Is sex for reproduction about to become extinct?

When the first human genome was sequenced in 2003, the race to uncover the mysteries of human genetics had only just begun. Although we still know very little about our genetics relative to the complexity of the genome and even less compared to the broader ecosystem of our biology, the progress toward greater understanding is astounding. Today, the number of single gene mutation diseases and relatively simple genetic traits that can be predicted meaningfully from genetic data alone is already significant.

In the not-distant future, this list will grow to include complex diseases and disease propensities, percentage probabilities of living a long and healthy life, and increasingly the genetic component of complex human attributes like height, IQ, and personality style. This predictive power of genetic analysis will funnel straight into our fertility clinics where prospective parents choosing embryos will be making ever more consequential decisions about the genetic components of the future lives, health, and capabilities of their children.

Our understanding of what the genes extracted from early stage pre-implanted embryos are telling us will be only one of the rocket boosters driving assisted reproduction forward. Another will be the ability to induce adult cells like skin and nucleated blood cells into stem cells and then turn those stem cells into egg progenitor cells and then ultimately eggs.
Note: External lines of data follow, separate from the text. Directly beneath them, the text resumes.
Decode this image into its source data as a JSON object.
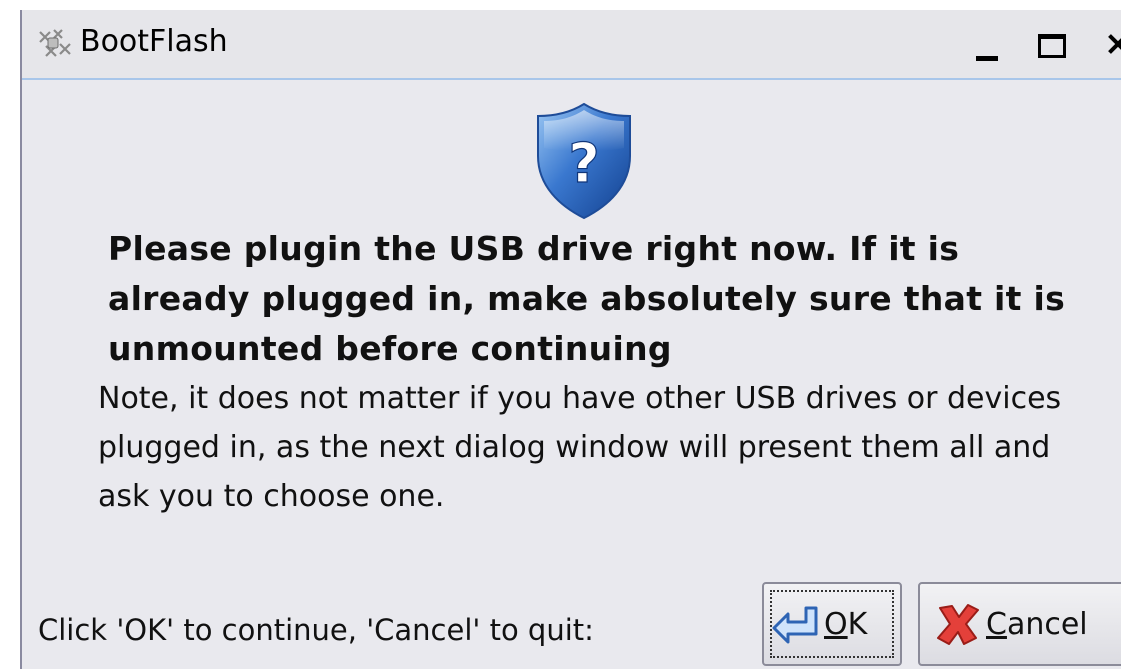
{
  "window": {
    "title": "BootFlash",
    "app_icon": "bootflash-app-icon",
    "controls": [
      "minimize-icon",
      "maximize-icon",
      "close-icon"
    ]
  },
  "dialog": {
    "icon": "shield-question-icon",
    "headline": "Please plugin the USB drive right now. If it is already plugged in, make absolutely sure that it is unmounted before continuing",
    "note": "Note, it does not matter if you have other USB drives or devices plugged in, as the next dialog window will present them all and ask you to choose one.",
    "footer_label": "Click 'OK' to continue, 'Cancel' to quit:"
  },
  "buttons": {
    "ok": {
      "mnemonic": "O",
      "rest": "K",
      "icon": "return-arrow-icon"
    },
    "cancel": {
      "mnemonic": "C",
      "rest": "ancel",
      "icon": "red-x-icon"
    }
  },
  "colors": {
    "window_bg": "#e9e9ee",
    "shield_blue": "#2b63b8",
    "cancel_red": "#d8302a"
  }
}
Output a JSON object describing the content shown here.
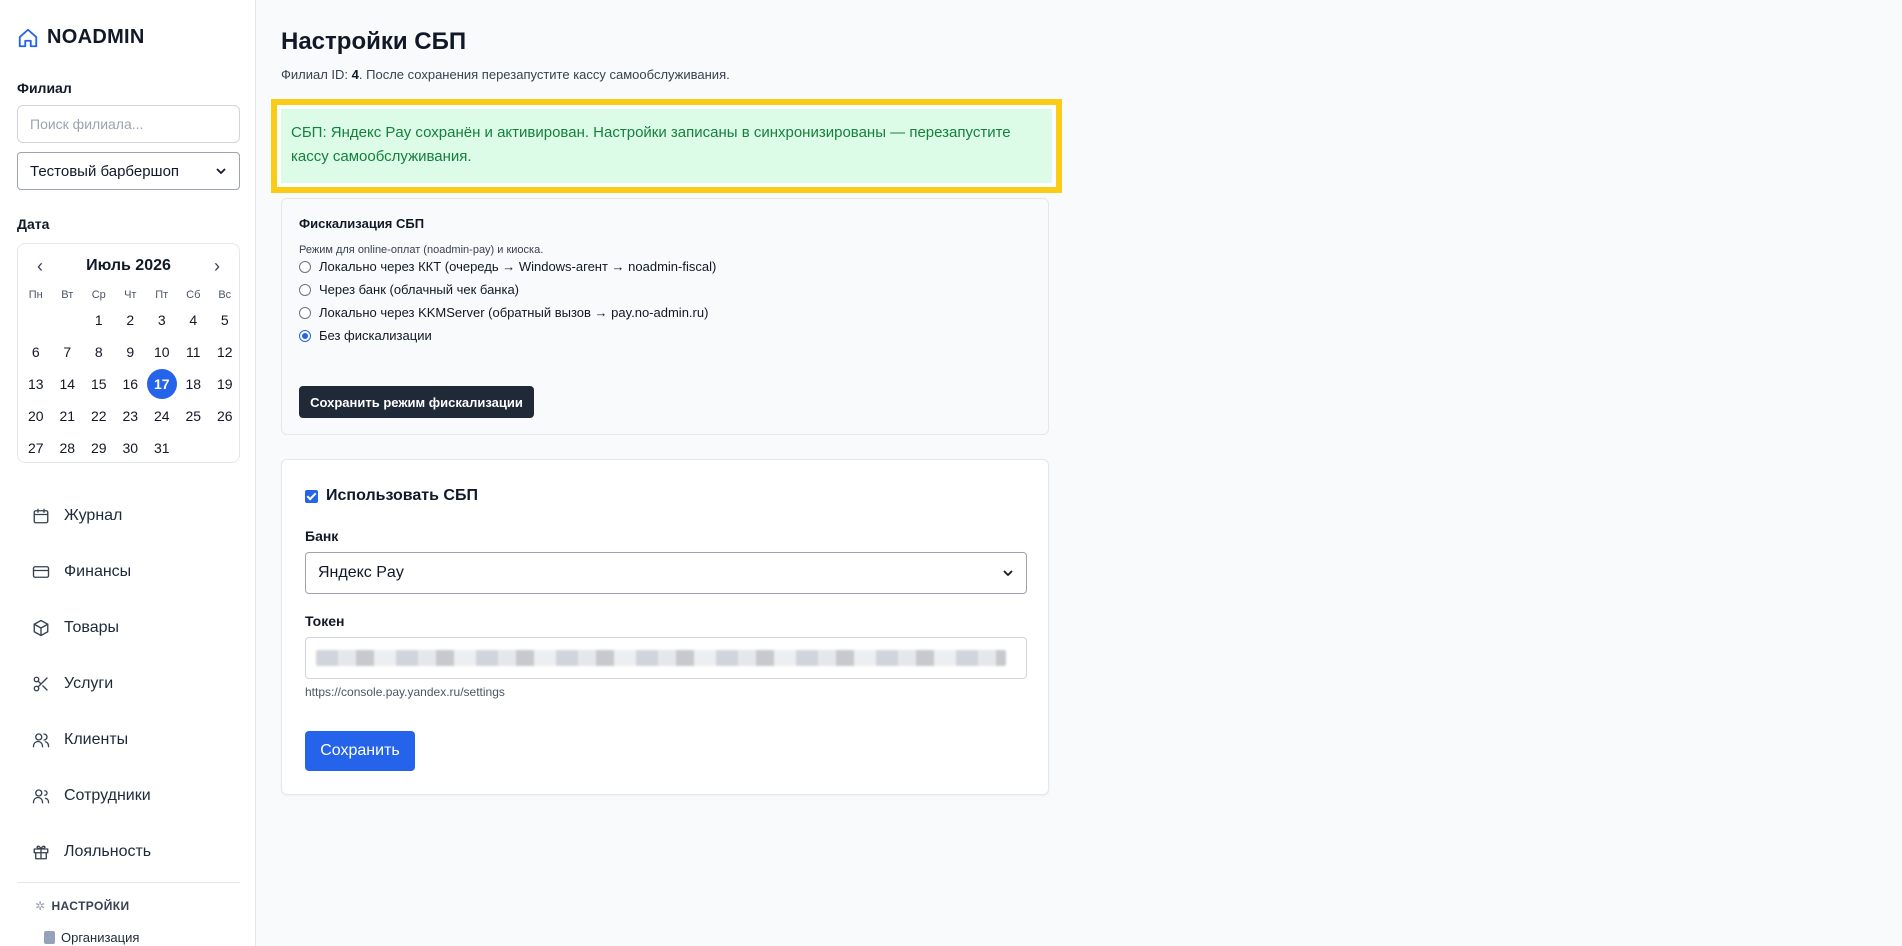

This will not only eliminate the need for hormone treatments and surgery to extract human eggs but also make it easy and cheap to generate an unlimited number of eggs from a given woman.